Required work :: Among the entries that follow, find the lines containing the string "this" and copy them.

START Available data

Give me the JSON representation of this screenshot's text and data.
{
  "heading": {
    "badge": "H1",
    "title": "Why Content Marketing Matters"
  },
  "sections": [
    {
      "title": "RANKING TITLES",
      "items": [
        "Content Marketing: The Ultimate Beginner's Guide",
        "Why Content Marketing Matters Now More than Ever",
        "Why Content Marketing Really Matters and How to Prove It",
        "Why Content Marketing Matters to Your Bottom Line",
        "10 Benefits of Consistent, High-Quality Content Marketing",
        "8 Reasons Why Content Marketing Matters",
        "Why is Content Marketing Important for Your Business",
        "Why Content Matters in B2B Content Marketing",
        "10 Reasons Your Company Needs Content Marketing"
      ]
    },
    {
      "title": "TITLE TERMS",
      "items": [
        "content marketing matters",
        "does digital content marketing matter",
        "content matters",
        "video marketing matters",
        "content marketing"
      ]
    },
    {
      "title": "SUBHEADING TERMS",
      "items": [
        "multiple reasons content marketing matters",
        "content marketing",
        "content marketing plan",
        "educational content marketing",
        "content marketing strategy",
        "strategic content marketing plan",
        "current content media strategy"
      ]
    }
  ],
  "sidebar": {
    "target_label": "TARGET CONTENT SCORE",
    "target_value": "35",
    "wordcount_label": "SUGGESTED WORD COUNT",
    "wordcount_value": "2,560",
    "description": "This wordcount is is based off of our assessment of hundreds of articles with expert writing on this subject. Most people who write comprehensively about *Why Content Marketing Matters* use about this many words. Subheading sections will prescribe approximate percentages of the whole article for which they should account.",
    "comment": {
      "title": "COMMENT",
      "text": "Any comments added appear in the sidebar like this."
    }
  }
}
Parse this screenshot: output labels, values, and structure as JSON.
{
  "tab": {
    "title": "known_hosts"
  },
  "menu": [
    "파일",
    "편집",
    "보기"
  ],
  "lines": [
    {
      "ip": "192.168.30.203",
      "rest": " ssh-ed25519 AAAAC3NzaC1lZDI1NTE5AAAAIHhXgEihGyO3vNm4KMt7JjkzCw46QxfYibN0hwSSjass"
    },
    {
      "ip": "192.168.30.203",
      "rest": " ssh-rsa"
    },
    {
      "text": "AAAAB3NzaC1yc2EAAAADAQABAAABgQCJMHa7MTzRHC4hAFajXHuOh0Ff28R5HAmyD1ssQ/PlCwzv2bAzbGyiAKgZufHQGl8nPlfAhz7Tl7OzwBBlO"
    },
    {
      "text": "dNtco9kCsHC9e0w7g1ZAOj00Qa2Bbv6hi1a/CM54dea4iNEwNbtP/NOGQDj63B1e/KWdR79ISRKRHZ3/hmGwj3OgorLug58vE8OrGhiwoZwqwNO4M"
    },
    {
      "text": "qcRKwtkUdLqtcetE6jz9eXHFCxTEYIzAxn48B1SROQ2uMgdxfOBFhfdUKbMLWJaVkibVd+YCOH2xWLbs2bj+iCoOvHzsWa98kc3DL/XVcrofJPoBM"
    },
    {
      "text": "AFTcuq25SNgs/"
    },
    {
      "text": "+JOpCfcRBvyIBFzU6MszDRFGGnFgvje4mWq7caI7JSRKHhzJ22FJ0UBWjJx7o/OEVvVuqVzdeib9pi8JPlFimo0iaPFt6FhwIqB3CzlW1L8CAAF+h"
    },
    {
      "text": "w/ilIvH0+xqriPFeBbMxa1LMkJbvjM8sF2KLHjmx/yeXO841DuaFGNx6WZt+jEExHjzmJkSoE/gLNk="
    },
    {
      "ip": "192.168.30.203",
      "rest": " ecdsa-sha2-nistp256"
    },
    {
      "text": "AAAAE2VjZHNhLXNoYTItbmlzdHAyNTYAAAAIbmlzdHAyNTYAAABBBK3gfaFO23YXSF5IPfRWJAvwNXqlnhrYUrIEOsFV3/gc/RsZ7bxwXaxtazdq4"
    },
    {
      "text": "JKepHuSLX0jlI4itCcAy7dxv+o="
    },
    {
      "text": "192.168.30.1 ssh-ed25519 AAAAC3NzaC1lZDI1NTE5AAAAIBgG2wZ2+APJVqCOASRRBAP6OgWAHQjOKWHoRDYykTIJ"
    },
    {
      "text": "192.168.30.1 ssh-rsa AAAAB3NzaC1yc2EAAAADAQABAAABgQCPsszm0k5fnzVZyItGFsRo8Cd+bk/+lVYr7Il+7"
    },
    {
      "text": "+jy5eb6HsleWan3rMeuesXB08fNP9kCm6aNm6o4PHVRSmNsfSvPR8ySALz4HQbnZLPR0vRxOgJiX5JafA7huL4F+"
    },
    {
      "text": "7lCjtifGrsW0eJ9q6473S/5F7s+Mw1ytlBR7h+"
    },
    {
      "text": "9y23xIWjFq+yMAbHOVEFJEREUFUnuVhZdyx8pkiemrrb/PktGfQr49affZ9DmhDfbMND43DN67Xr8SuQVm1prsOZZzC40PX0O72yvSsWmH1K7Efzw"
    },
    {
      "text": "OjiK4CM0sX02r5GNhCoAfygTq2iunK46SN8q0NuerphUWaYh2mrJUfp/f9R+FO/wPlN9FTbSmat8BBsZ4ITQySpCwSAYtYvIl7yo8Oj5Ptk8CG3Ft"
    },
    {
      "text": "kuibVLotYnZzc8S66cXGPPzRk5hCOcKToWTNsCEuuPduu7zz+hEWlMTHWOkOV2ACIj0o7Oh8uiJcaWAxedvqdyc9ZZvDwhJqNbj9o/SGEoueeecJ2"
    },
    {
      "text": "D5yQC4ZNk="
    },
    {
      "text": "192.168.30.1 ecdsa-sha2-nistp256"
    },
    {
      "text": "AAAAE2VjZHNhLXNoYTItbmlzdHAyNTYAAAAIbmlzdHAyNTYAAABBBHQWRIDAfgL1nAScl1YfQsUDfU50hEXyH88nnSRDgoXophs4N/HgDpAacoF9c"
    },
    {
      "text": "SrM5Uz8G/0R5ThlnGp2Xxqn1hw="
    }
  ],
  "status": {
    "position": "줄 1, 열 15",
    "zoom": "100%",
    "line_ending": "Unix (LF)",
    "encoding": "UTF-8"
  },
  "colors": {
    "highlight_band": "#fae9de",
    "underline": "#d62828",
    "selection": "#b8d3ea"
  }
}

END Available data

Exercise result ::
Give me the JSON representation of this screenshot's text and data.
    "description": "This wordcount is is based off of our assessment of hundreds of articles with expert writing on this subject. Most people who write comprehensively about *Why Content Marketing Matters* use about this many words. Subheading sections will prescribe approximate percentages of the whole article for which they should account.",
      "text": "Any comments added appear in the sidebar like this."
Parse this screenshot: output labels, values, and structure as JSON.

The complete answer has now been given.